PROBLEM DETAILS
Copy out the records again. Change nothing.

=== Begin Enclosure ===

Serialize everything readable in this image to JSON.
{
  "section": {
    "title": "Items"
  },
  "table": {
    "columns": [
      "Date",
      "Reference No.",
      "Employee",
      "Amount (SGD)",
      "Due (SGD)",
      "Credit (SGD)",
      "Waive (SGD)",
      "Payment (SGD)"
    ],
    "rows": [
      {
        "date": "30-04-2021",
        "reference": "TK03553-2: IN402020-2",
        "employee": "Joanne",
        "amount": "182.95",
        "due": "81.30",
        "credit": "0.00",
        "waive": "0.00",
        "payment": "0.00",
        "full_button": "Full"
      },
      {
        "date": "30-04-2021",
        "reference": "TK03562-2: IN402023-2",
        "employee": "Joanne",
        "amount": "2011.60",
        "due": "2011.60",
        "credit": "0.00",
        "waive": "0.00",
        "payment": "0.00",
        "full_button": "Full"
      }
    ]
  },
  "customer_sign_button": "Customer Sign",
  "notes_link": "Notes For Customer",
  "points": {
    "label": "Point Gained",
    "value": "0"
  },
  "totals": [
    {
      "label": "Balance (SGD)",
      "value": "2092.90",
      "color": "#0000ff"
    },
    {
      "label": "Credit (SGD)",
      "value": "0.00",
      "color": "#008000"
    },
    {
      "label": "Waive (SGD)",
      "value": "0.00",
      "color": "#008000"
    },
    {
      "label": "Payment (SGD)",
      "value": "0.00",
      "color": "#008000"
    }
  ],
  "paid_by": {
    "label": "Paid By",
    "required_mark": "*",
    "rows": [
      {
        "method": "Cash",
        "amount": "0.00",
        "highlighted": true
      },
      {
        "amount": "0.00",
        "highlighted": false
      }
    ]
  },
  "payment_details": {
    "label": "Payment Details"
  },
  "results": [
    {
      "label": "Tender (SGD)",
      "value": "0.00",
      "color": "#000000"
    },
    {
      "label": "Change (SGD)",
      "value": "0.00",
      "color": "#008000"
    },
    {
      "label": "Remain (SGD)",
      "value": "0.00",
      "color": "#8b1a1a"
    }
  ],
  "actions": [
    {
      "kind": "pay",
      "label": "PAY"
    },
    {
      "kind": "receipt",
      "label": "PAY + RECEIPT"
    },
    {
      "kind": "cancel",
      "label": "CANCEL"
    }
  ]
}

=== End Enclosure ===

ANSWER AREA
Serialize everything readable in this image to JSON.
{
  "section": {
    "title": "Items"
  },
  "table": {
    "columns": [
      "Date",
      "Reference No.",
      "Employee",
      "Amount (SGD)",
      "Due (SGD)",
      "Credit (SGD)",
      "Waive (SGD)",
      "Payment (SGD)"
    ],
    "rows": [
      {
        "date": "30-04-2021",
        "reference": "TK03553-2: IN402020-2",
        "employee": "Joanne",
        "amount": "182.95",
        "due": "81.30",
        "credit": "0.00",
        "waive": "0.00",
        "payment": "0.00",
        "full_button": "Full"
      },
      {
        "date": "30-04-2021",
        "reference": "TK03562-2: IN402023-2",
        "employee": "Joanne",
        "amount": "2011.60",
        "due": "2011.60",
        "credit": "0.00",
        "waive": "0.00",
        "payment": "0.00",
        "full_button": "Full"
      }
    ]
  },
  "customer_sign_button": "Customer Sign",
  "notes_link": "Notes For Customer",
  "points": {
    "label": "Point Gained",
    "value": "0"
  },
  "totals": [
    {
      "label": "Balance (SGD)",
      "value": "2092.90",
      "color": "#0000ff"
    },
    {
      "label": "Credit (SGD)",
      "value": "0.00",
      "color": "#008000"
    },
    {
      "label": "Waive (SGD)",
      "value": "0.00",
      "color": "#008000"
    },
    {
      "label": "Payment (SGD)",
      "value": "0.00",
      "color": "#008000"
    }
  ],
  "paid_by": {
    "label": "Paid By",
    "required_mark": "*",
    "rows": [
      {
        "method": "Cash",
        "amount": "0.00",
        "highlighted": true
      },
      {
        "amount": "0.00",
        "highlighted": false
      }
    ]
  },
  "payment_details": {
    "label": "Payment Details"
  },
  "results": [
    {
      "label": "Tender (SGD)",
      "value": "0.00",
      "color": "#000000"
    },
    {
      "label": "Change (SGD)",
      "value": "0.00",
      "color": "#008000"
    },
    {
      "label": "Remain (SGD)",
      "value": "0.00",
      "color": "#8b1a1a"
    }
  ],
  "actions": [
    {
      "kind": "pay",
      "label": "PAY"
    },
    {
      "kind": "receipt",
      "label": "PAY + RECEIPT"
    },
    {
      "kind": "cancel",
      "label": "CANCEL"
    }
  ]
}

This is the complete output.